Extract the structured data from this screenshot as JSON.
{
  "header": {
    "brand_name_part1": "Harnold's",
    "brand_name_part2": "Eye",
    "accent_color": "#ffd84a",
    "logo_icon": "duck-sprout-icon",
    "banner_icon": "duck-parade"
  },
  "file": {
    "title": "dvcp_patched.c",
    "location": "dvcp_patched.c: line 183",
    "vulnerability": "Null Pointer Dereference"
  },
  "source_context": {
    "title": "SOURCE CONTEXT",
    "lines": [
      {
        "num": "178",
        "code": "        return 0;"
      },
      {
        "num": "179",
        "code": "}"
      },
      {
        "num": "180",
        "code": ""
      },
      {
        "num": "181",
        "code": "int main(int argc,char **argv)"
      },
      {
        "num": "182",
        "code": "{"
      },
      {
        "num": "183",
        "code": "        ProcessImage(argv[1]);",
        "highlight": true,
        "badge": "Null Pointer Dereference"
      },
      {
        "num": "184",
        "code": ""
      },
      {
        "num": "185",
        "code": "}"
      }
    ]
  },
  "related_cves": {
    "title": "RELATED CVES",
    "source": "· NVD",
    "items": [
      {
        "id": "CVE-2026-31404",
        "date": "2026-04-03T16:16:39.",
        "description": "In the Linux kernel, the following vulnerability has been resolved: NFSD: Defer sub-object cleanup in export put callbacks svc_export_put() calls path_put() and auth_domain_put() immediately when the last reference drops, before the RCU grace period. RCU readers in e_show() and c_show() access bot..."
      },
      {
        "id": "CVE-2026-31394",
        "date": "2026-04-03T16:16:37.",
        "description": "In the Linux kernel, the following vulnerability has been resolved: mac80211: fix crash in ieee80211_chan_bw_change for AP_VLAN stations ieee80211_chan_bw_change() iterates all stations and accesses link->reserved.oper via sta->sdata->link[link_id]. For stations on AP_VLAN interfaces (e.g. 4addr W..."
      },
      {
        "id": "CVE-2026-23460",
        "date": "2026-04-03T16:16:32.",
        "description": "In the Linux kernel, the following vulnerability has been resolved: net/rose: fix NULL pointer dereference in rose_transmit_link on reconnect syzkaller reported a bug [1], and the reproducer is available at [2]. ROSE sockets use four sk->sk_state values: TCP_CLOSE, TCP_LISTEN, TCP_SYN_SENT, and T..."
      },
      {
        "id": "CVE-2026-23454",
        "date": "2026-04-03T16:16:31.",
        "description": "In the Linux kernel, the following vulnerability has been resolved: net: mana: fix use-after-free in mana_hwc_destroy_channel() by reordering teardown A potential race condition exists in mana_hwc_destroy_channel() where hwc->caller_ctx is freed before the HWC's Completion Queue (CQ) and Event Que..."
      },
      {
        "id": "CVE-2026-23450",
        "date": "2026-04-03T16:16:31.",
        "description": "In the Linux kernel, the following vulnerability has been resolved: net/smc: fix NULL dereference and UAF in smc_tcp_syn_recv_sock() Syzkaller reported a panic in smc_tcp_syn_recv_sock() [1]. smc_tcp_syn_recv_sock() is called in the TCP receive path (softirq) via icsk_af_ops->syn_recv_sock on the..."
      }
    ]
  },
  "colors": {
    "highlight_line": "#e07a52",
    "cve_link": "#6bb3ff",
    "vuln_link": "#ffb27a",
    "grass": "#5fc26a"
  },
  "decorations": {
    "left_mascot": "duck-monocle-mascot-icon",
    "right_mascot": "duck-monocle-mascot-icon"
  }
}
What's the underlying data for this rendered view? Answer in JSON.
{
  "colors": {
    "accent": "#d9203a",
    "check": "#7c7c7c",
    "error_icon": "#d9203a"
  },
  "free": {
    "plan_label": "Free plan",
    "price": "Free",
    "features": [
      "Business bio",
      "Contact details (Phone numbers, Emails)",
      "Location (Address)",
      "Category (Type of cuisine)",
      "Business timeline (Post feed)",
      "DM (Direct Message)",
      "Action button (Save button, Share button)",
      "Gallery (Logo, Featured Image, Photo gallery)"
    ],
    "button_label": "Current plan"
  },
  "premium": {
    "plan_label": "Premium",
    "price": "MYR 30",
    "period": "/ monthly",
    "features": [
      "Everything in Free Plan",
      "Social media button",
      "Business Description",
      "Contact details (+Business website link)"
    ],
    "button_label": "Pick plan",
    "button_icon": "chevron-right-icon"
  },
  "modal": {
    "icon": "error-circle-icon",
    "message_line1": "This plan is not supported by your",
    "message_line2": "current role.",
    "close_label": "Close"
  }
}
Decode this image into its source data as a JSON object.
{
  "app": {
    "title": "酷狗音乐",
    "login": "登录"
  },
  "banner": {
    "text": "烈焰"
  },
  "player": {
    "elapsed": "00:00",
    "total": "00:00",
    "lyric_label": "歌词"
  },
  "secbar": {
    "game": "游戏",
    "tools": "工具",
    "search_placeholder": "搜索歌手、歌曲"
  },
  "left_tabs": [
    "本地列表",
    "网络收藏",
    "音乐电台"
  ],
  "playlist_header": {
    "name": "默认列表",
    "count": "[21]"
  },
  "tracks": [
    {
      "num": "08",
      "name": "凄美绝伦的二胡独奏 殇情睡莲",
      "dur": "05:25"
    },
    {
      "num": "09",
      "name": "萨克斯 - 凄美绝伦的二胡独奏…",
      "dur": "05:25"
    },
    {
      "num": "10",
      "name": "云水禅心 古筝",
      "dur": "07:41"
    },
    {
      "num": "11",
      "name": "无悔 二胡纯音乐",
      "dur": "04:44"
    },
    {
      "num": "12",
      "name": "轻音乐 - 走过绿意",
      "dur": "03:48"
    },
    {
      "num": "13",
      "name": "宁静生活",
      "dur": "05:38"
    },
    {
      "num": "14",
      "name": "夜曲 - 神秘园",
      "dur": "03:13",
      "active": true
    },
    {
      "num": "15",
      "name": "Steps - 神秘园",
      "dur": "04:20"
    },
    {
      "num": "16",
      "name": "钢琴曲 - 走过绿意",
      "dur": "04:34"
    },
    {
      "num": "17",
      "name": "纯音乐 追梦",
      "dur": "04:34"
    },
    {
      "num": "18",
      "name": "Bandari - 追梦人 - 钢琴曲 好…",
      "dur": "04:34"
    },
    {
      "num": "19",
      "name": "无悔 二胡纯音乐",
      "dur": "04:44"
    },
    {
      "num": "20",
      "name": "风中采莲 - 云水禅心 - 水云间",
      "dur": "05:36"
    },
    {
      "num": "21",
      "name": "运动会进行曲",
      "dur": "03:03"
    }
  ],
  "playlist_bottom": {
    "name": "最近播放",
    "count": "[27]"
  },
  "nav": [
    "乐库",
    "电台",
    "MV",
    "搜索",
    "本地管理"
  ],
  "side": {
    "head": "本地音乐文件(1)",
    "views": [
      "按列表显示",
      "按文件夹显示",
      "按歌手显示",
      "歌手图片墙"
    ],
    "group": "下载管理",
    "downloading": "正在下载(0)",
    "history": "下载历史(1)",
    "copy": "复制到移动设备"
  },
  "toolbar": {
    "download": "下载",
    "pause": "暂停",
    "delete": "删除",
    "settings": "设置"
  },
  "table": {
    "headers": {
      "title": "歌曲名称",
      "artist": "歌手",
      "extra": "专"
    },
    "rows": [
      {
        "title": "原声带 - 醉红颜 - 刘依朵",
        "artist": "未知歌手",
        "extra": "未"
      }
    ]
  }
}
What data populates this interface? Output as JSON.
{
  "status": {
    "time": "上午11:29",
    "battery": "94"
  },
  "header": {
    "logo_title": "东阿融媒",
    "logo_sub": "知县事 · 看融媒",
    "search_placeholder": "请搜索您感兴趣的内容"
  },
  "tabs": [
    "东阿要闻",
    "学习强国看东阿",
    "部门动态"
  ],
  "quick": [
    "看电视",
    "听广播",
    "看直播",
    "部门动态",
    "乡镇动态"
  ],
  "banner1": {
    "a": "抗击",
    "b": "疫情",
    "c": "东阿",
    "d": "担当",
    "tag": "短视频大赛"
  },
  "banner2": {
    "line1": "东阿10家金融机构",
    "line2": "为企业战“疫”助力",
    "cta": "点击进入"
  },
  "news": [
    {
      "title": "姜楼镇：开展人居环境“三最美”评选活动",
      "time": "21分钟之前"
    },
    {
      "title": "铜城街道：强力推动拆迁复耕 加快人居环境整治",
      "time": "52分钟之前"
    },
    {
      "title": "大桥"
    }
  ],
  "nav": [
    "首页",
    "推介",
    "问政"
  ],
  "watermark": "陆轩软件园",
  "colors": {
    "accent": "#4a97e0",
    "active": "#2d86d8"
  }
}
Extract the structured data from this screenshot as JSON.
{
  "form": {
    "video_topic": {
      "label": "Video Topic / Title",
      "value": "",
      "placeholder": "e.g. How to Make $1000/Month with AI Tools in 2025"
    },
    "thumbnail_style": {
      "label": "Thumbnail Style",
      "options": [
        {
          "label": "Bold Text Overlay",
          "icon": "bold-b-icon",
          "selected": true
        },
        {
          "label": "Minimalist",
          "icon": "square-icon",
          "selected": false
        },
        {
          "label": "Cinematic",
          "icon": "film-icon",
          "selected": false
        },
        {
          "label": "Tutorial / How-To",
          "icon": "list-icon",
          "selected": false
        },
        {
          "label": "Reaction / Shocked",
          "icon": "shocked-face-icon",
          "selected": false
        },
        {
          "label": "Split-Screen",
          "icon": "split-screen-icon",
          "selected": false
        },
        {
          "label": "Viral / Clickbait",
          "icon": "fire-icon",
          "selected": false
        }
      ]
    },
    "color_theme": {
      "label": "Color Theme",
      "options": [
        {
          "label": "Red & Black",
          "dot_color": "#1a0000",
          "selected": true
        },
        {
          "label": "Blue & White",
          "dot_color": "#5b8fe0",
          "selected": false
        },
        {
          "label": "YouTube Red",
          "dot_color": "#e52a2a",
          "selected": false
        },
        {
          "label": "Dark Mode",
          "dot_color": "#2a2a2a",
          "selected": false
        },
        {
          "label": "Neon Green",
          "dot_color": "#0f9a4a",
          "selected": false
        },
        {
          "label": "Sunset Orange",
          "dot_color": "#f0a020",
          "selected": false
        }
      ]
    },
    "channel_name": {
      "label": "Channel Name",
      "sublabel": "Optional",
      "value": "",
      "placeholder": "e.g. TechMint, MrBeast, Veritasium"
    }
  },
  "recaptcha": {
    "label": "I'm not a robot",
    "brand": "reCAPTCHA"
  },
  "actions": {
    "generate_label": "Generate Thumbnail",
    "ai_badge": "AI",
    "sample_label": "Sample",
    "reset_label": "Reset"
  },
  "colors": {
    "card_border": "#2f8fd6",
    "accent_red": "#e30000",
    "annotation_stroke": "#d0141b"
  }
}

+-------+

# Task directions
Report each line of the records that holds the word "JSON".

# Exercise output
Extract the structured data from this screenshot as JSON.
What's the underlying data for this rendered view? Answer in JSON.
Decode this image into its source data as a JSON object.
What data populates this interface? Output as JSON.
Extract the structured data from this screenshot as JSON.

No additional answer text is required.